● Problem details: Please reproduce the entries exactly as they appear below, but not the pictures.

[Information supplied — start]

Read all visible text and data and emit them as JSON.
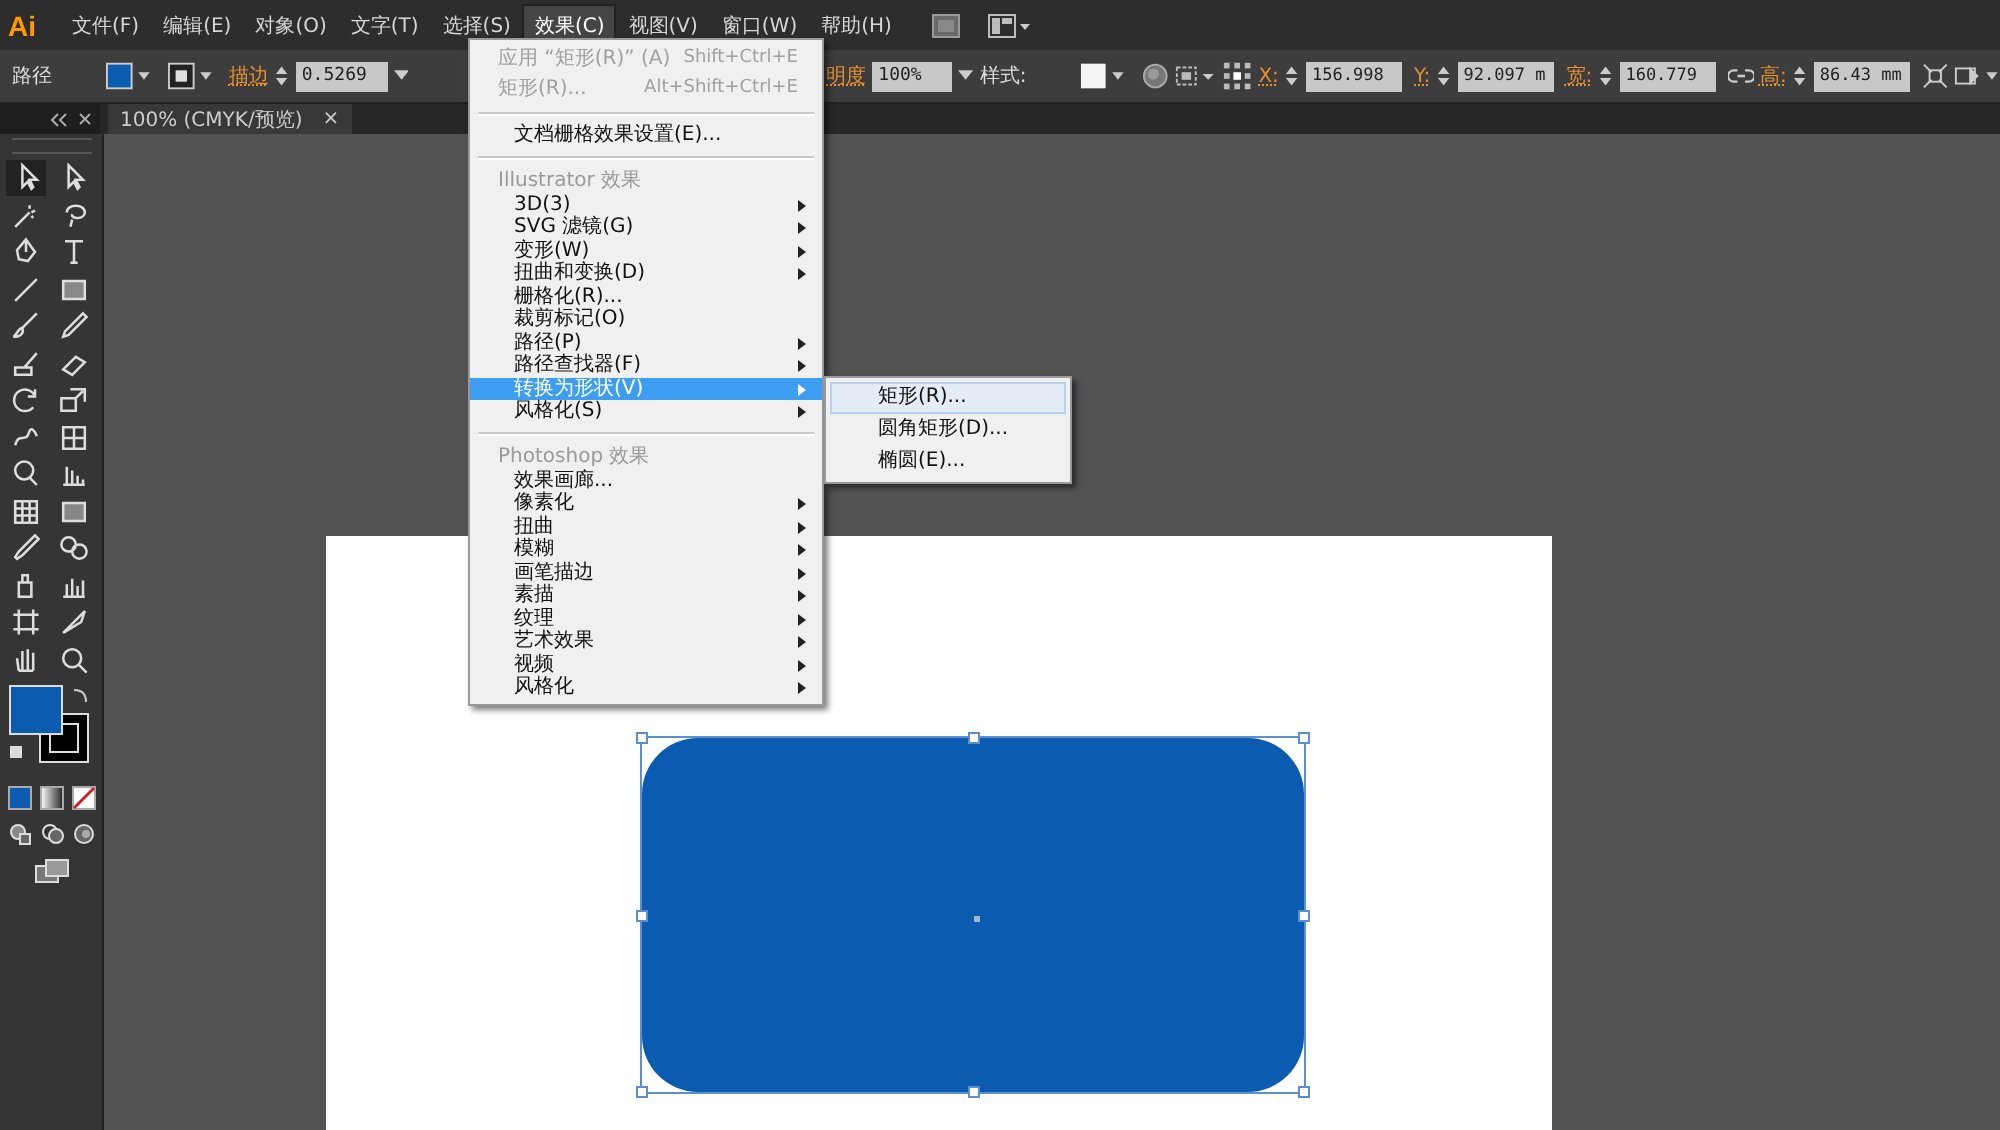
{
  "menubar": {
    "logo": "Ai",
    "items": [
      {
        "label": "文件(F)",
        "selected": false
      },
      {
        "label": "编辑(E)",
        "selected": false
      },
      {
        "label": "对象(O)",
        "selected": false
      },
      {
        "label": "文字(T)",
        "selected": false
      },
      {
        "label": "选择(S)",
        "selected": false
      },
      {
        "label": "效果(C)",
        "selected": true
      },
      {
        "label": "视图(V)",
        "selected": false
      },
      {
        "label": "窗口(W)",
        "selected": false
      },
      {
        "label": "帮助(H)",
        "selected": false
      }
    ]
  },
  "control_bar": {
    "object_type": "路径",
    "stroke_label": "描边",
    "stroke_weight": "0.5269",
    "opacity_label": "明度",
    "opacity": "100%",
    "style_label": "样式:",
    "fields": [
      {
        "label": "X:",
        "value": "156.998"
      },
      {
        "label": "Y:",
        "value": "92.097 m"
      },
      {
        "label": "宽:",
        "value": "160.779"
      },
      {
        "label": "高:",
        "value": "86.43 mm"
      }
    ]
  },
  "document_tab": {
    "title": "100% (CMYK/预览)",
    "close": "×"
  },
  "effect_menu": [
    {
      "kind": "item",
      "label": "应用 “矩形(R)” (A)",
      "shortcut": "Shift+Ctrl+E",
      "disabled": true,
      "submenu": false,
      "selected": false
    },
    {
      "kind": "item",
      "label": "矩形(R)...",
      "shortcut": "Alt+Shift+Ctrl+E",
      "disabled": true,
      "submenu": false,
      "selected": false
    },
    {
      "kind": "separator"
    },
    {
      "kind": "item",
      "label": "文档栅格效果设置(E)...",
      "disabled": false,
      "submenu": false,
      "selected": false
    },
    {
      "kind": "separator"
    },
    {
      "kind": "header",
      "label": "Illustrator 效果"
    },
    {
      "kind": "item",
      "label": "3D(3)",
      "disabled": false,
      "submenu": true,
      "selected": false
    },
    {
      "kind": "item",
      "label": "SVG 滤镜(G)",
      "disabled": false,
      "submenu": true,
      "selected": false
    },
    {
      "kind": "item",
      "label": "变形(W)",
      "disabled": false,
      "submenu": true,
      "selected": false
    },
    {
      "kind": "item",
      "label": "扭曲和变换(D)",
      "disabled": false,
      "submenu": true,
      "selected": false
    },
    {
      "kind": "item",
      "label": "栅格化(R)...",
      "disabled": false,
      "submenu": false,
      "selected": false
    },
    {
      "kind": "item",
      "label": "裁剪标记(O)",
      "disabled": false,
      "submenu": false,
      "selected": false
    },
    {
      "kind": "item",
      "label": "路径(P)",
      "disabled": false,
      "submenu": true,
      "selected": false
    },
    {
      "kind": "item",
      "label": "路径查找器(F)",
      "disabled": false,
      "submenu": true,
      "selected": false
    },
    {
      "kind": "item",
      "label": "转换为形状(V)",
      "disabled": false,
      "submenu": true,
      "selected": true
    },
    {
      "kind": "item",
      "label": "风格化(S)",
      "disabled": false,
      "submenu": true,
      "selected": false
    },
    {
      "kind": "separator"
    },
    {
      "kind": "header",
      "label": "Photoshop 效果"
    },
    {
      "kind": "item",
      "label": "效果画廊...",
      "disabled": false,
      "submenu": false,
      "selected": false
    },
    {
      "kind": "item",
      "label": "像素化",
      "disabled": false,
      "submenu": true,
      "selected": false
    },
    {
      "kind": "item",
      "label": "扭曲",
      "disabled": false,
      "submenu": true,
      "selected": false
    },
    {
      "kind": "item",
      "label": "模糊",
      "disabled": false,
      "submenu": true,
      "selected": false
    },
    {
      "kind": "item",
      "label": "画笔描边",
      "disabled": false,
      "submenu": true,
      "selected": false
    },
    {
      "kind": "item",
      "label": "素描",
      "disabled": false,
      "submenu": true,
      "selected": false
    },
    {
      "kind": "item",
      "label": "纹理",
      "disabled": false,
      "submenu": true,
      "selected": false
    },
    {
      "kind": "item",
      "label": "艺术效果",
      "disabled": false,
      "submenu": true,
      "selected": false
    },
    {
      "kind": "item",
      "label": "视频",
      "disabled": false,
      "submenu": true,
      "selected": false
    },
    {
      "kind": "item",
      "label": "风格化",
      "disabled": false,
      "submenu": true,
      "selected": false
    }
  ],
  "shape_submenu": [
    {
      "label": "矩形(R)...",
      "selected": true
    },
    {
      "label": "圆角矩形(D)...",
      "selected": false
    },
    {
      "label": "椭圆(E)...",
      "selected": false
    }
  ]
}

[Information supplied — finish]

● Exercise answer:
Read all visible text and data and emit them as JSON.
{
  "menubar": {
    "logo": "Ai",
    "items": [
      {
        "label": "文件(F)",
        "selected": false
      },
      {
        "label": "编辑(E)",
        "selected": false
      },
      {
        "label": "对象(O)",
        "selected": false
      },
      {
        "label": "文字(T)",
        "selected": false
      },
      {
        "label": "选择(S)",
        "selected": false
      },
      {
        "label": "效果(C)",
        "selected": true
      },
      {
        "label": "视图(V)",
        "selected": false
      },
      {
        "label": "窗口(W)",
        "selected": false
      },
      {
        "label": "帮助(H)",
        "selected": false
      }
    ]
  },
  "control_bar": {
    "object_type": "路径",
    "stroke_label": "描边",
    "stroke_weight": "0.5269",
    "opacity_label": "明度",
    "opacity": "100%",
    "style_label": "样式:",
    "fields": [
      {
        "label": "X:",
        "value": "156.998"
      },
      {
        "label": "Y:",
        "value": "92.097 m"
      },
      {
        "label": "宽:",
        "value": "160.779"
      },
      {
        "label": "高:",
        "value": "86.43 mm"
      }
    ]
  },
  "document_tab": {
    "title": "100% (CMYK/预览)",
    "close": "×"
  },
  "effect_menu": [
    {
      "kind": "item",
      "label": "应用 “矩形(R)” (A)",
      "shortcut": "Shift+Ctrl+E",
      "disabled": true,
      "submenu": false,
      "selected": false
    },
    {
      "kind": "item",
      "label": "矩形(R)...",
      "shortcut": "Alt+Shift+Ctrl+E",
      "disabled": true,
      "submenu": false,
      "selected": false
    },
    {
      "kind": "separator"
    },
    {
      "kind": "item",
      "label": "文档栅格效果设置(E)...",
      "disabled": false,
      "submenu": false,
      "selected": false
    },
    {
      "kind": "separator"
    },
    {
      "kind": "header",
      "label": "Illustrator 效果"
    },
    {
      "kind": "item",
      "label": "3D(3)",
      "disabled": false,
      "submenu": true,
      "selected": false
    },
    {
      "kind": "item",
      "label": "SVG 滤镜(G)",
      "disabled": false,
      "submenu": true,
      "selected": false
    },
    {
      "kind": "item",
      "label": "变形(W)",
      "disabled": false,
      "submenu": true,
      "selected": false
    },
    {
      "kind": "item",
      "label": "扭曲和变换(D)",
      "disabled": false,
      "submenu": true,
      "selected": false
    },
    {
      "kind": "item",
      "label": "栅格化(R)...",
      "disabled": false,
      "submenu": false,
      "selected": false
    },
    {
      "kind": "item",
      "label": "裁剪标记(O)",
      "disabled": false,
      "submenu": false,
      "selected": false
    },
    {
      "kind": "item",
      "label": "路径(P)",
      "disabled": false,
      "submenu": true,
      "selected": false
    },
    {
      "kind": "item",
      "label": "路径查找器(F)",
      "disabled": false,
      "submenu": true,
      "selected": false
    },
    {
      "kind": "item",
      "label": "转换为形状(V)",
      "disabled": false,
      "submenu": true,
      "selected": true
    },
    {
      "kind": "item",
      "label": "风格化(S)",
      "disabled": false,
      "submenu": true,
      "selected": false
    },
    {
      "kind": "separator"
    },
    {
      "kind": "header",
      "label": "Photoshop 效果"
    },
    {
      "kind": "item",
      "label": "效果画廊...",
      "disabled": false,
      "submenu": false,
      "selected": false
    },
    {
      "kind": "item",
      "label": "像素化",
      "disabled": false,
      "submenu": true,
      "selected": false
    },
    {
      "kind": "item",
      "label": "扭曲",
      "disabled": false,
      "submenu": true,
      "selected": false
    },
    {
      "kind": "item",
      "label": "模糊",
      "disabled": false,
      "submenu": true,
      "selected": false
    },
    {
      "kind": "item",
      "label": "画笔描边",
      "disabled": false,
      "submenu": true,
      "selected": false
    },
    {
      "kind": "item",
      "label": "素描",
      "disabled": false,
      "submenu": true,
      "selected": false
    },
    {
      "kind": "item",
      "label": "纹理",
      "disabled": false,
      "submenu": true,
      "selected": false
    },
    {
      "kind": "item",
      "label": "艺术效果",
      "disabled": false,
      "submenu": true,
      "selected": false
    },
    {
      "kind": "item",
      "label": "视频",
      "disabled": false,
      "submenu": true,
      "selected": false
    },
    {
      "kind": "item",
      "label": "风格化",
      "disabled": false,
      "submenu": true,
      "selected": false
    }
  ],
  "shape_submenu": [
    {
      "label": "矩形(R)...",
      "selected": true
    },
    {
      "label": "圆角矩形(D)...",
      "selected": false
    },
    {
      "label": "椭圆(E)...",
      "selected": false
    }
  ]
}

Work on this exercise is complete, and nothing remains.